**Data shown**
BEGIN
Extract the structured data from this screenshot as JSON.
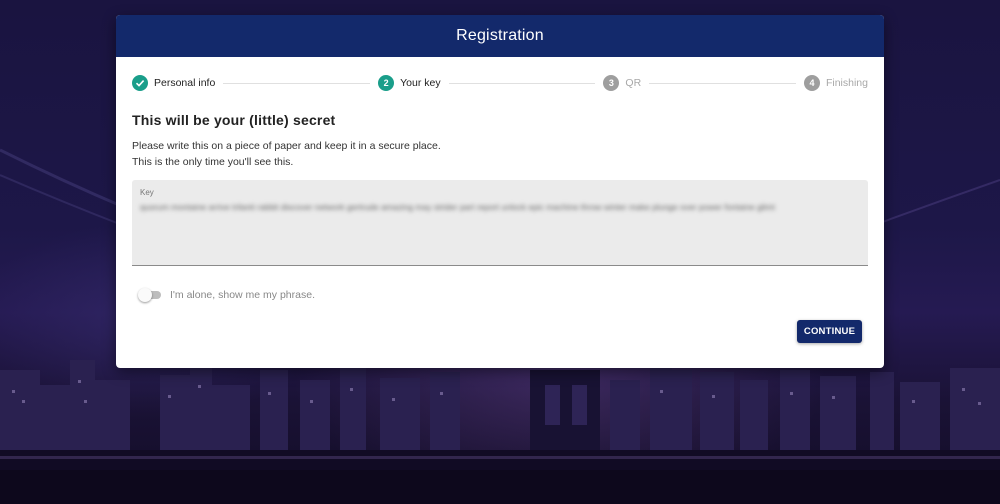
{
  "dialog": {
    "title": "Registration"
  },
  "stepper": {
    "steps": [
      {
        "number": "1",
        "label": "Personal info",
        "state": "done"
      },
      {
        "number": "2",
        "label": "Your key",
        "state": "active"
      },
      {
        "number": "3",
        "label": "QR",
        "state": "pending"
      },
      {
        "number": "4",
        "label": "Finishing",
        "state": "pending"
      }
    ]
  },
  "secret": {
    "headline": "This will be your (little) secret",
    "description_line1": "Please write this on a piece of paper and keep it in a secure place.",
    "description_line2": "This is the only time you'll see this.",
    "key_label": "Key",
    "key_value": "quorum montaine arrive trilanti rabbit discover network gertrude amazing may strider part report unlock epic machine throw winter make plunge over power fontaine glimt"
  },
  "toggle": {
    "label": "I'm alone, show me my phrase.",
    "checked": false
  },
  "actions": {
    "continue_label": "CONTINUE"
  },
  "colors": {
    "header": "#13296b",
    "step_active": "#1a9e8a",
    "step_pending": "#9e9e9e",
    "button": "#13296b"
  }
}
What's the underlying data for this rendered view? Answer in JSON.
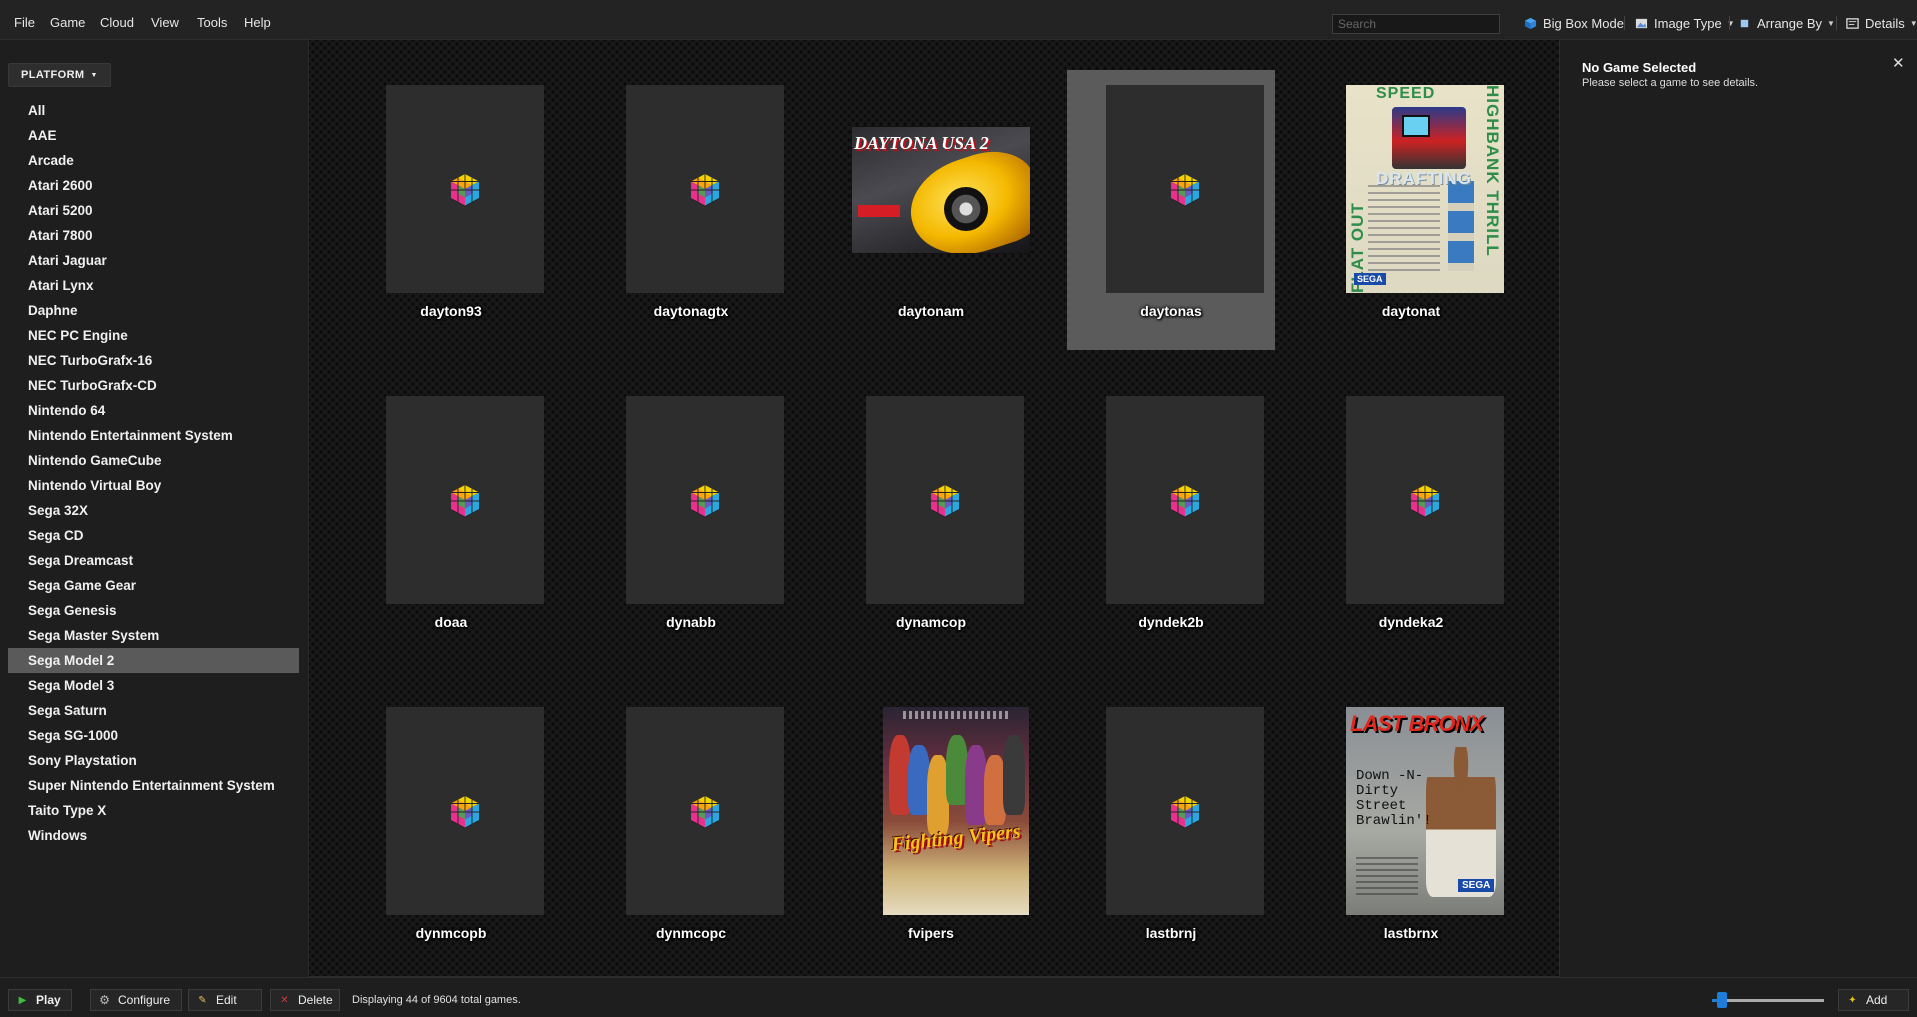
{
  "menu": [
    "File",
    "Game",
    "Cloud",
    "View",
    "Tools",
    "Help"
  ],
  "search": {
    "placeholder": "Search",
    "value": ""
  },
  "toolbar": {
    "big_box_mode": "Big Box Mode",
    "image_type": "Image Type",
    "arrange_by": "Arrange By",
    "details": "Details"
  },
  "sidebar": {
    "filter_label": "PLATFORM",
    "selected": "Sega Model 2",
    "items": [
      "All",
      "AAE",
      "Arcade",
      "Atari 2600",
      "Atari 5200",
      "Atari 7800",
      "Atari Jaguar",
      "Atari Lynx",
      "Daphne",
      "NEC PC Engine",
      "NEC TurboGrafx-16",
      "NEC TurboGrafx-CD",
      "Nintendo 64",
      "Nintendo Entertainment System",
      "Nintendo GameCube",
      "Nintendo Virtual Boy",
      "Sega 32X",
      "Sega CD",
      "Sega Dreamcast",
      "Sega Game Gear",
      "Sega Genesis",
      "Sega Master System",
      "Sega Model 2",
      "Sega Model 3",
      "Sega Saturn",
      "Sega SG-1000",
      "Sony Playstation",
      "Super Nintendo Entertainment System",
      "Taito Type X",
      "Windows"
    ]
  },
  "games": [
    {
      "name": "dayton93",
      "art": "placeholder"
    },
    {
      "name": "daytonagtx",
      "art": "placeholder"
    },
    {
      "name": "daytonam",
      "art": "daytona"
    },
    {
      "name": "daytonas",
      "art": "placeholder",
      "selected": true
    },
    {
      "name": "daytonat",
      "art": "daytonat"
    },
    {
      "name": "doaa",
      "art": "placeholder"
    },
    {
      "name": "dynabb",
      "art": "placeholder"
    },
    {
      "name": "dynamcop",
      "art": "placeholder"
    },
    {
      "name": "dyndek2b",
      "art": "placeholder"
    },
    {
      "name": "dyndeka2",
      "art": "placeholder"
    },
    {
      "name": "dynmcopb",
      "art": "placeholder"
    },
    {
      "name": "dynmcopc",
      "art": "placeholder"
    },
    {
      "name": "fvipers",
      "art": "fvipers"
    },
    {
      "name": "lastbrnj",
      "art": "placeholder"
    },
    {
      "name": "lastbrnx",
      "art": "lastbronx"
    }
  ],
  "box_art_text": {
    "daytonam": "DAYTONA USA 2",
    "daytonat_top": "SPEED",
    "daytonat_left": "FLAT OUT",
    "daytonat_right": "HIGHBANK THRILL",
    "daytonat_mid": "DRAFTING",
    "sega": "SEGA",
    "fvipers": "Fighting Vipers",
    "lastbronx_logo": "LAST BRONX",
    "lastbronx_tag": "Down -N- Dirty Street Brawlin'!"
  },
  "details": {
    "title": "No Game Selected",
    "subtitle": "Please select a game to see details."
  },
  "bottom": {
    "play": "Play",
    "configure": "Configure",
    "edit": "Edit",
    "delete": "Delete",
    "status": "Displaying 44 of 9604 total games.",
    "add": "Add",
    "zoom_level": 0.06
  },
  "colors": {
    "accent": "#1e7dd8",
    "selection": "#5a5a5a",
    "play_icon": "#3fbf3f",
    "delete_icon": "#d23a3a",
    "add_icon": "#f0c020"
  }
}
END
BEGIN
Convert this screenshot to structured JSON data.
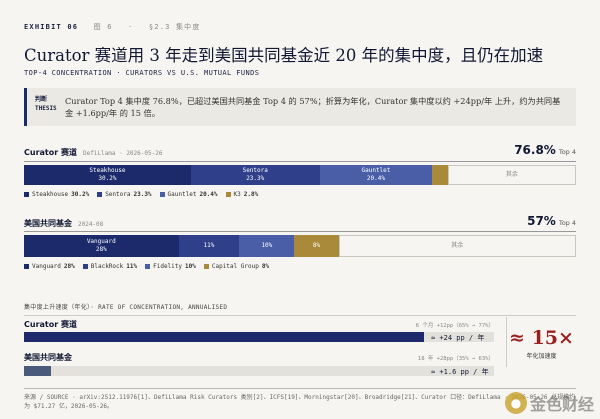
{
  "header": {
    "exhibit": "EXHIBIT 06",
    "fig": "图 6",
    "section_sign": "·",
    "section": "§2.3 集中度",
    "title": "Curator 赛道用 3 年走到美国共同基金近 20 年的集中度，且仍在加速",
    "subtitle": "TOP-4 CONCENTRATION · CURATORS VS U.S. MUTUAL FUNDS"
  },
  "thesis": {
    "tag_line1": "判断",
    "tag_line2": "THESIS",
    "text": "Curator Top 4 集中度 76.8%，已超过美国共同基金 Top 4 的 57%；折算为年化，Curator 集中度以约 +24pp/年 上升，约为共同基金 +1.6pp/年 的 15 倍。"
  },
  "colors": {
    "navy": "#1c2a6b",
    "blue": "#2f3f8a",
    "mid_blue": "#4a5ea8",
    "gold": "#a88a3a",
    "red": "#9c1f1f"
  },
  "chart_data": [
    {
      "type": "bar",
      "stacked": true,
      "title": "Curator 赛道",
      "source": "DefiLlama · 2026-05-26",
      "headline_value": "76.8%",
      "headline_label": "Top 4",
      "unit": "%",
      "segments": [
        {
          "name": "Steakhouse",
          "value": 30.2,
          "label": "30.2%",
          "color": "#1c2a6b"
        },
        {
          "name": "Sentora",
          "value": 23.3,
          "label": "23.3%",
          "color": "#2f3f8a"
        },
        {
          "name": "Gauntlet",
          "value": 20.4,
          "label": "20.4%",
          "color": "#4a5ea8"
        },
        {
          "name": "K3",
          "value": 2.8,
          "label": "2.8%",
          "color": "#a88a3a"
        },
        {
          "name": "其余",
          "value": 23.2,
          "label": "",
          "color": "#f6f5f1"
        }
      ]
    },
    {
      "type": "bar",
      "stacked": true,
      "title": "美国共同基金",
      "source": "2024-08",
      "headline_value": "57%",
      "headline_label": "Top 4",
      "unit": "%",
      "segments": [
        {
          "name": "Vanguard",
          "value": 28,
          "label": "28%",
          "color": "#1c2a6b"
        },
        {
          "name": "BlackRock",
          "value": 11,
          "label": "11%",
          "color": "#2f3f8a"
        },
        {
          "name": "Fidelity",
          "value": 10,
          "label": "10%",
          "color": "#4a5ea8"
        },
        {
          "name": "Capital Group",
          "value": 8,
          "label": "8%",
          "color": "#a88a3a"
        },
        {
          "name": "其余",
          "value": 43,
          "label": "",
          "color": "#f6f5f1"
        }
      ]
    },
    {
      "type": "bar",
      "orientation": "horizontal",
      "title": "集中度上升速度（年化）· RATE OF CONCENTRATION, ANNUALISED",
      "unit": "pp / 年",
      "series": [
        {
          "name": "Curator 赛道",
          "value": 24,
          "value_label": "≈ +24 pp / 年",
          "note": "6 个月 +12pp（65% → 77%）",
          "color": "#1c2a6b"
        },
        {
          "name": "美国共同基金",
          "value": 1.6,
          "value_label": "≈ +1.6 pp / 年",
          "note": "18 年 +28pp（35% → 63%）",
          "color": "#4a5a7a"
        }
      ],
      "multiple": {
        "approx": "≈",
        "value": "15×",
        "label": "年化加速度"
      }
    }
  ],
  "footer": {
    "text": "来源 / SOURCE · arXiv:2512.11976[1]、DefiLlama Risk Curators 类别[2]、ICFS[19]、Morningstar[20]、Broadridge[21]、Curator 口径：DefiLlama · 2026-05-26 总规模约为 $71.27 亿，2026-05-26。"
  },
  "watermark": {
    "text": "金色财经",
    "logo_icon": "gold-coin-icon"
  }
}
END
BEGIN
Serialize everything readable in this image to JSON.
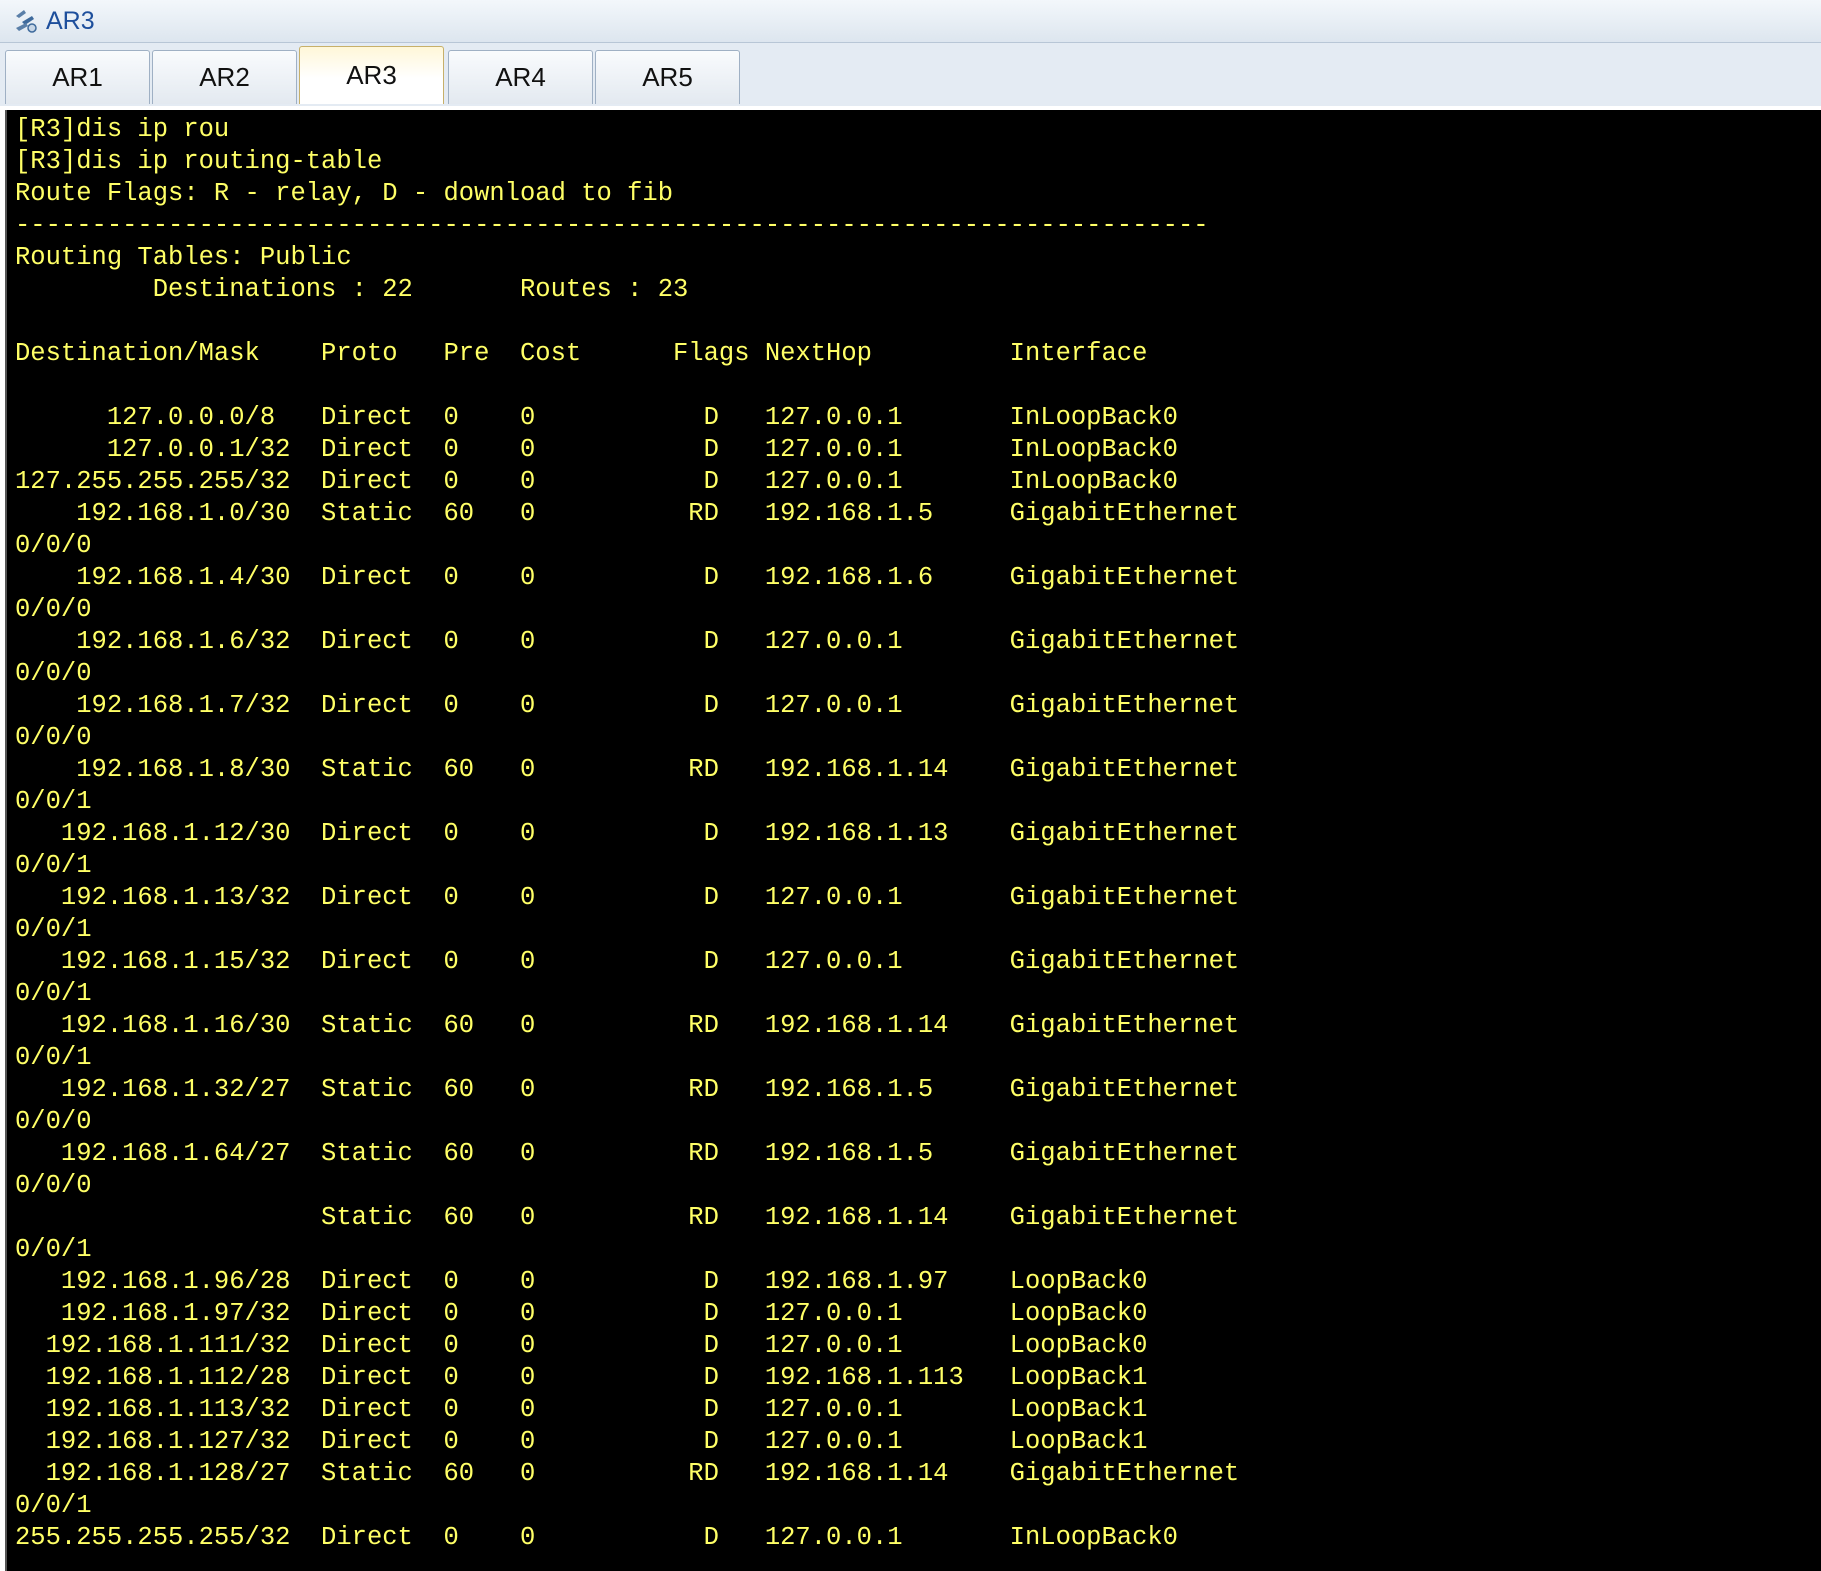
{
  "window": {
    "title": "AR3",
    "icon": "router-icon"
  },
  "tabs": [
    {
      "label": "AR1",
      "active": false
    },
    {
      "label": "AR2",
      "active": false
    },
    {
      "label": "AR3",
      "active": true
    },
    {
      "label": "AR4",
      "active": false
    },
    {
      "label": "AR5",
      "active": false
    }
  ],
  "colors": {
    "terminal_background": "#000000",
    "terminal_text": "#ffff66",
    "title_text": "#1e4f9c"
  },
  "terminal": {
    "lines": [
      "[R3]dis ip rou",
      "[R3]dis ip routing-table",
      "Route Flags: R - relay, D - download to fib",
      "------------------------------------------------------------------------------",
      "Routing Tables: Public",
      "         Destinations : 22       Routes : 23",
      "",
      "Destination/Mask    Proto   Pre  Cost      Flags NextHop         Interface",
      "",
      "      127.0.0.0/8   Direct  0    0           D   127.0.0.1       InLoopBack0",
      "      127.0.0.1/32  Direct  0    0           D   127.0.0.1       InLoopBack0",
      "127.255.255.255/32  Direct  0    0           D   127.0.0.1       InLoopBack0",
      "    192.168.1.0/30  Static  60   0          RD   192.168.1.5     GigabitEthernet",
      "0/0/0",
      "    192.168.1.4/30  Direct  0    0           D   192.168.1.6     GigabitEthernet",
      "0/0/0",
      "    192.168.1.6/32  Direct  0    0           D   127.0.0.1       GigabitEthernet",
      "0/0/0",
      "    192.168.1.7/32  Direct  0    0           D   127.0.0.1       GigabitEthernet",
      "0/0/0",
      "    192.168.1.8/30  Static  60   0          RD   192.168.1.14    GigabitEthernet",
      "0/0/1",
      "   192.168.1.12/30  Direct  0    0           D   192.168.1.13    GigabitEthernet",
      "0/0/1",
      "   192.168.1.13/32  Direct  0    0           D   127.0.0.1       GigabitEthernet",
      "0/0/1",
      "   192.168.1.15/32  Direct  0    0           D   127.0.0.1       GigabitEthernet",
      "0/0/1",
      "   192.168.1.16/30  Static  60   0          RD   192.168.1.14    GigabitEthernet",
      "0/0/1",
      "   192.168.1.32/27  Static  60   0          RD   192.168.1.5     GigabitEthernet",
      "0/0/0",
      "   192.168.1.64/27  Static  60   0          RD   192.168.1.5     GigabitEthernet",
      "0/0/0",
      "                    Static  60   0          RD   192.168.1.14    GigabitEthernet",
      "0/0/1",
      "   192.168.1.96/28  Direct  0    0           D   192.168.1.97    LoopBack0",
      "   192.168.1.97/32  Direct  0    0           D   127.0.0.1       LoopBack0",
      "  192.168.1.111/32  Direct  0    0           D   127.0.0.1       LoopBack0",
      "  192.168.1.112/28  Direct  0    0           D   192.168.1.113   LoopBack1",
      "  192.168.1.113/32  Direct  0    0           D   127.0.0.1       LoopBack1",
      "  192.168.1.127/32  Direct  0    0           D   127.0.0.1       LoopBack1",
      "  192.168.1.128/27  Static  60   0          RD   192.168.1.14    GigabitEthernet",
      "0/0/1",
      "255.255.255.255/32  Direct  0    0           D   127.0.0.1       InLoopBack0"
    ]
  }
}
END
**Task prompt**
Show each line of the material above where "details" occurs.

**Result of this exercise**
    "details": "Details"
  "details": {
    "subtitle": "Please select a game to see details."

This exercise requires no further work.